If you’re the sort who makes his living swimming in the social-media sea like I do, one form of sport these days is the online battles between big shows to grab fan mindshare and loyalty from each other — particularly as the networks slowly begin to understand that this stuff can make a difference. And nowhere are those battles more starkly direct and entertaining than in late-night, where each talk show has a big team of social-media specialists culling potentially viral bits from the day’s program and sprinkling them across the web. The battle has become particularly stout between Jimmy Fallon‘s online team at The Tonight Show and the Jimmy Kimmel Live crew.
Both shows have had big lead-ins recently (the Winter Olympics in Fallon’s first days; ABC’s Oscars on March 2, when Kimmel went live on the East Coast right after the awards show ended). But the crucial bit is not the audience you’re bequeathed, but the one you build. According to data from RelishMIX, which tracks fan engagement for TV shows and movies across, particularly, Facebook, YouTube and Twitter, no one’s building better right now than Fallon. Overall, from March 3-March 10, Fallon’s YouTube videos were watched nearly four times as often as Kimmel’s, 27.5 million to 7.6 million. That’s a margin. Right now, Kimmel still leads Fallon in total YouTube subscribers, about 3 million to less than 2.7 million. Then again, Kimmel’s been at it for a while; Fallon took over the Tonight Show social media outlets barely a month ago.
Right now, it must be a little worrisome for the Kimmel crew. Even with some stunt booking and the debut of Ameowadeus, a spoof trailer of Amadeus featuring Kevin Spacey and several other big-name actors, Kimmel was trailing far behind Fallon this past week. And RelishMix CEO Marc Karzen says that’s not even the most important thing. “While YouTube views is one story, the bigger story is late-night brand loyalty,” he said. “Look at the subscriber spike! Fallon is kicking Kimmel’s ass.”

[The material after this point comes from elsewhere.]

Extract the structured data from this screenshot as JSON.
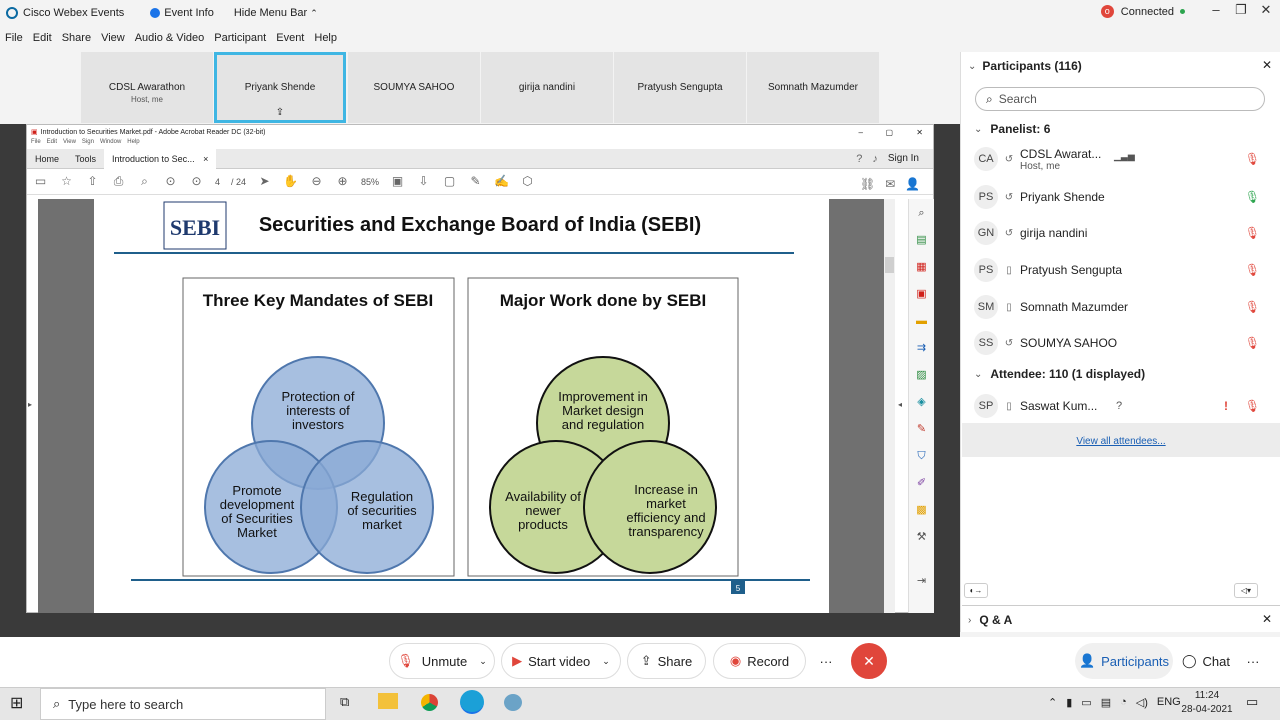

Now, it’s possible that doing a spoof of a 30-year-old movie, with a name no one can spell, might have hurt the online prospects of Ameowadeus. After all, most of the heaviest YouTube users weren’t even born when that movie came out. Regardless, as of this afternoon, it had logged less than 360,000 views for a comedy bit that featured more Oscar nominees and winners than Harvey Weinstein’s last awards-season brunch. That means only about an eighth of Kimmel’s YouTube subscribers, who automatically had the video delivered to them on the site, have bothered to watch.
And as Karzen points out, the bigger picture may indeed be who’s winning not with a given week’s video views, but in building long-term brand loyalty to their show. Here again, Fallon, without benefit of the Olympics or Oscars, and saddled with the less-than-scintillating NBC primetime lineup, won the week’s race for new YouTube subscribers, again by a margin of nearly 4 to 1. Ouch. Time to cowboy up, Kimmel crew.